I've been thinking about becoming a polytheist. No, this has nothing to do with missing Game of Thrones. And yes, I realise my blasphemous notion flies in the face of a few thousand years of "Ye Shall have no other gods before me" (To be honest, even when I was a kid that commandment troubled me. It sounded like a jealous girlfriend saying, "If I catch you looking at other girls, you're in big trouble, Mister!" And don't get me started on how "no other gods before me" kinda implies that there might actually be some other gods loitering about).
But my main reason for considering becoming a Pagan (Pagish?), is that it neatly answers the age-old question, "Why does god allow so much suffering in the world?" When tragedy strikes, the monotheistic approach can only offer the tired old, "It is not for us to question god's will" Really? Why not us? Who else is in the question business? But look what happens when we ask the same question from a pantheistic perspective.
Why do the gods allow so much suffering in the world? Because outside of their particular area of expertise; farming, war, fertility, what-have-you, they are not even remotely in control. The buck stops nowhere. (In this scenario both the Old and New Testament deities are off the hook as far as your general suffering is concerned.)
But here's the really good news: with the polytheistic approach to prayer we can micro-target our beseeching. Trouble with love? Take it to Aphrodite. Not catching enough fish? Poseidon. Are you regularly waking up from the alcohol-induced blackouts in the sleeping compartment of a long-haul trucks that carry circus equipment and little people? That sounds like a job of Dionysus. Your jokes are not funny? How about asking Anansi? In other words, whatever crisis might be, there's a god ready to take your call.

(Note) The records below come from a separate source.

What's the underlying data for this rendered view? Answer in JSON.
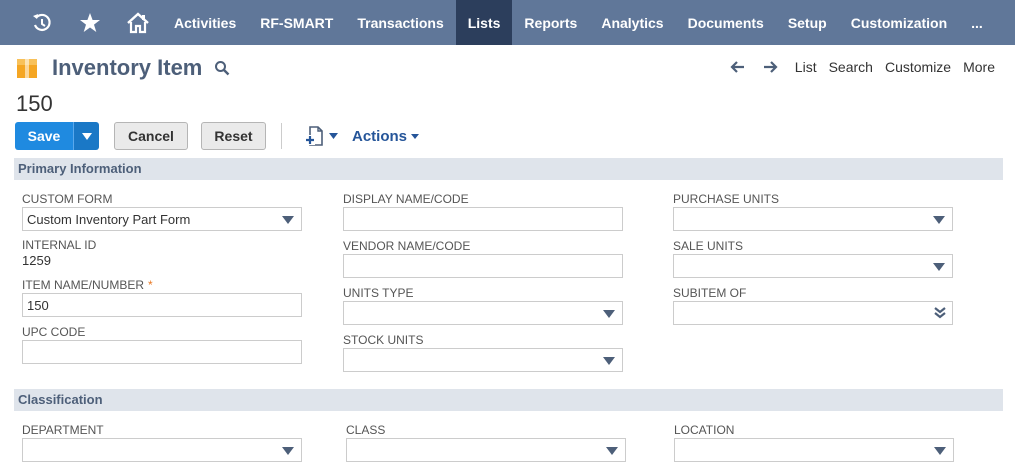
{
  "nav": {
    "items": [
      {
        "label": "Activities",
        "active": false
      },
      {
        "label": "RF-SMART",
        "active": false
      },
      {
        "label": "Transactions",
        "active": false
      },
      {
        "label": "Lists",
        "active": true
      },
      {
        "label": "Reports",
        "active": false
      },
      {
        "label": "Analytics",
        "active": false
      },
      {
        "label": "Documents",
        "active": false
      },
      {
        "label": "Setup",
        "active": false
      },
      {
        "label": "Customization",
        "active": false
      }
    ],
    "more_label": "..."
  },
  "header": {
    "title": "Inventory Item",
    "record_number": "150",
    "links": {
      "list": "List",
      "search": "Search",
      "customize": "Customize",
      "more": "More"
    }
  },
  "toolbar": {
    "save_label": "Save",
    "cancel_label": "Cancel",
    "reset_label": "Reset",
    "actions_label": "Actions"
  },
  "sections": {
    "primary": {
      "title": "Primary Information",
      "custom_form_label": "CUSTOM FORM",
      "custom_form_value": "Custom Inventory Part Form",
      "internal_id_label": "INTERNAL ID",
      "internal_id_value": "1259",
      "item_name_label": "ITEM NAME/NUMBER",
      "item_name_value": "150",
      "upc_label": "UPC CODE",
      "upc_value": "",
      "display_name_label": "DISPLAY NAME/CODE",
      "display_name_value": "",
      "vendor_name_label": "VENDOR NAME/CODE",
      "vendor_name_value": "",
      "units_type_label": "UNITS TYPE",
      "units_type_value": "",
      "stock_units_label": "STOCK UNITS",
      "stock_units_value": "",
      "purchase_units_label": "PURCHASE UNITS",
      "purchase_units_value": "",
      "sale_units_label": "SALE UNITS",
      "sale_units_value": "",
      "subitem_label": "SUBITEM OF",
      "subitem_value": ""
    },
    "classification": {
      "title": "Classification",
      "department_label": "DEPARTMENT",
      "class_label": "CLASS",
      "location_label": "LOCATION"
    }
  },
  "colors": {
    "nav_bg": "#607799",
    "nav_active": "#2c3e5c",
    "save_blue": "#1f8ae0",
    "link_blue": "#255599",
    "required": "#e87722"
  },
  "icons": [
    "history-icon",
    "star-icon",
    "home-icon",
    "search-icon",
    "arrow-left-icon",
    "arrow-right-icon",
    "new-record-icon",
    "chevron-down-icon"
  ]
}
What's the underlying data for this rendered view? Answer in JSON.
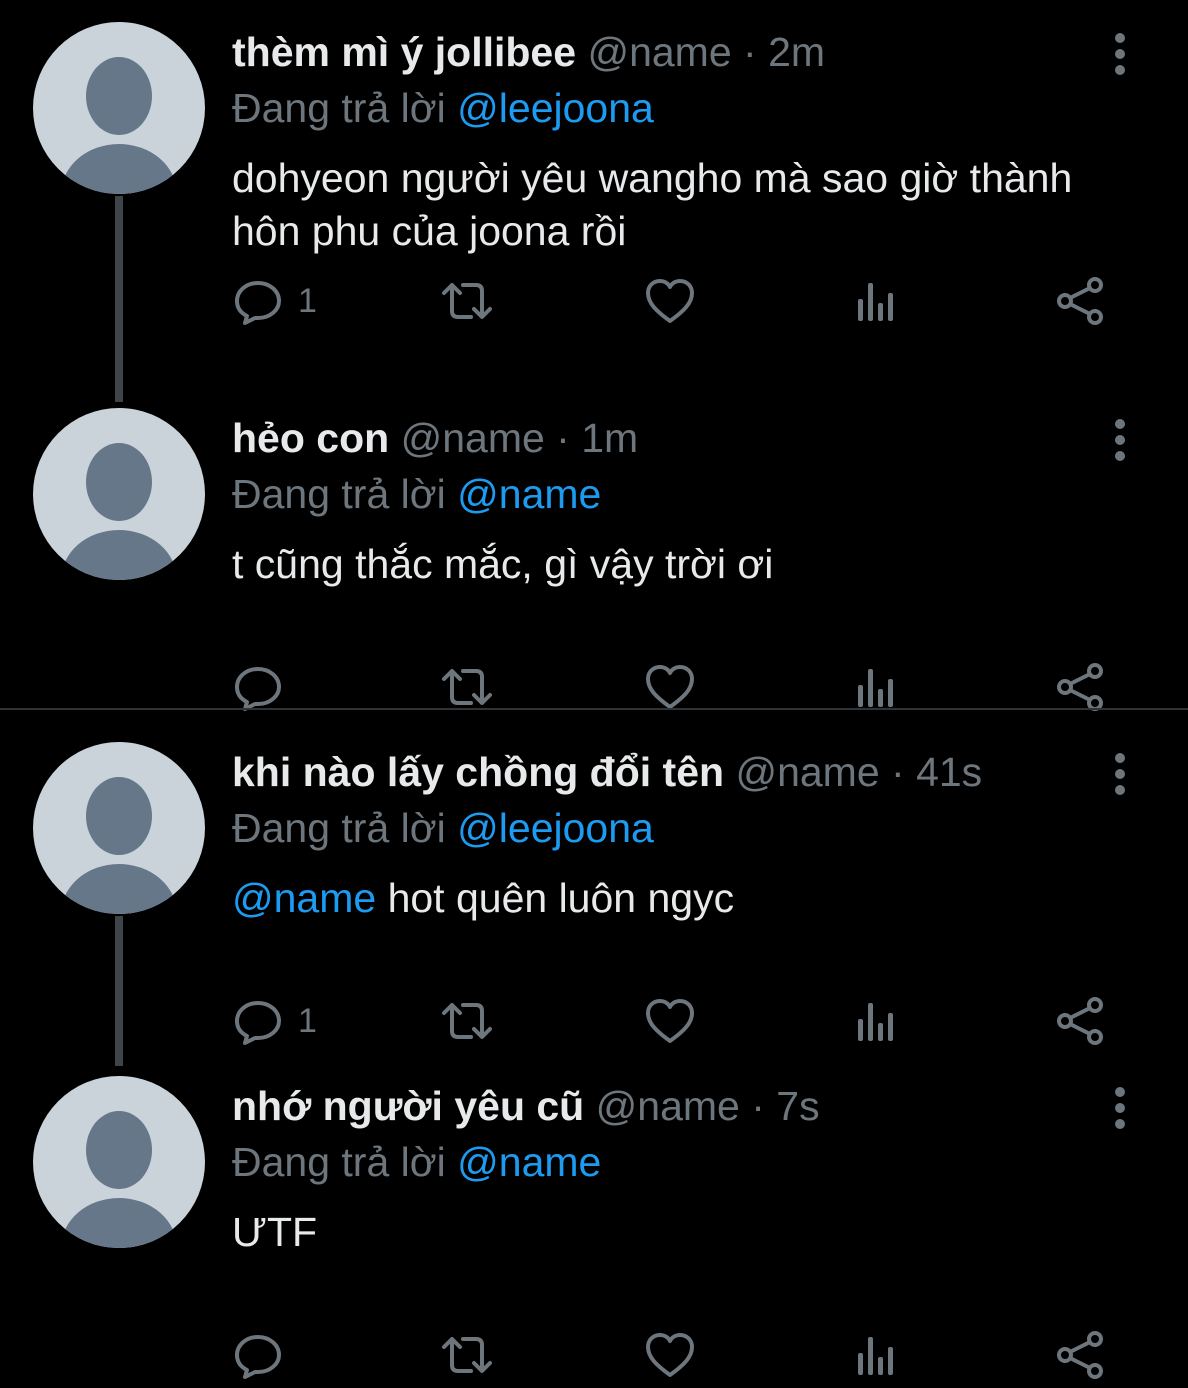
{
  "colors": {
    "background": "#000000",
    "text": "#e7e9ea",
    "muted": "#6e767d",
    "link": "#1d9bf0",
    "avatar": "#cbd3da",
    "avatar_figure": "#66778a"
  },
  "tweets": [
    {
      "name": "thèm mì ý jollibee",
      "handle": "@name",
      "time": "2m",
      "reply_label": "Đang trả lời",
      "reply_to": "@leejoona",
      "body_mention": "",
      "body_text": "dohyeon người yêu wangho mà sao giờ thành hôn phu của joona rồi",
      "reply_count": "1"
    },
    {
      "name": "hẻo con",
      "handle": "@name",
      "time": "1m",
      "reply_label": "Đang trả lời",
      "reply_to": "@name",
      "body_mention": "",
      "body_text": "t cũng thắc mắc, gì vậy trời ơi",
      "reply_count": ""
    },
    {
      "name": "khi nào lấy chồng đổi tên",
      "handle": "@name",
      "time": "41s",
      "reply_label": "Đang trả lời",
      "reply_to": "@leejoona",
      "body_mention": "@name",
      "body_text": " hot quên luôn ngyc",
      "reply_count": "1"
    },
    {
      "name": "nhớ người yêu cũ",
      "handle": "@name",
      "time": "7s",
      "reply_label": "Đang trả lời",
      "reply_to": "@name",
      "body_mention": "",
      "body_text": "ƯTF",
      "reply_count": ""
    }
  ],
  "icons": [
    "reply-icon",
    "retweet-icon",
    "like-icon",
    "analytics-icon",
    "share-icon",
    "more-options-icon"
  ]
}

What are you waiting for? Call now and receive a free goat-sacrificing kit! (Goat sold separately)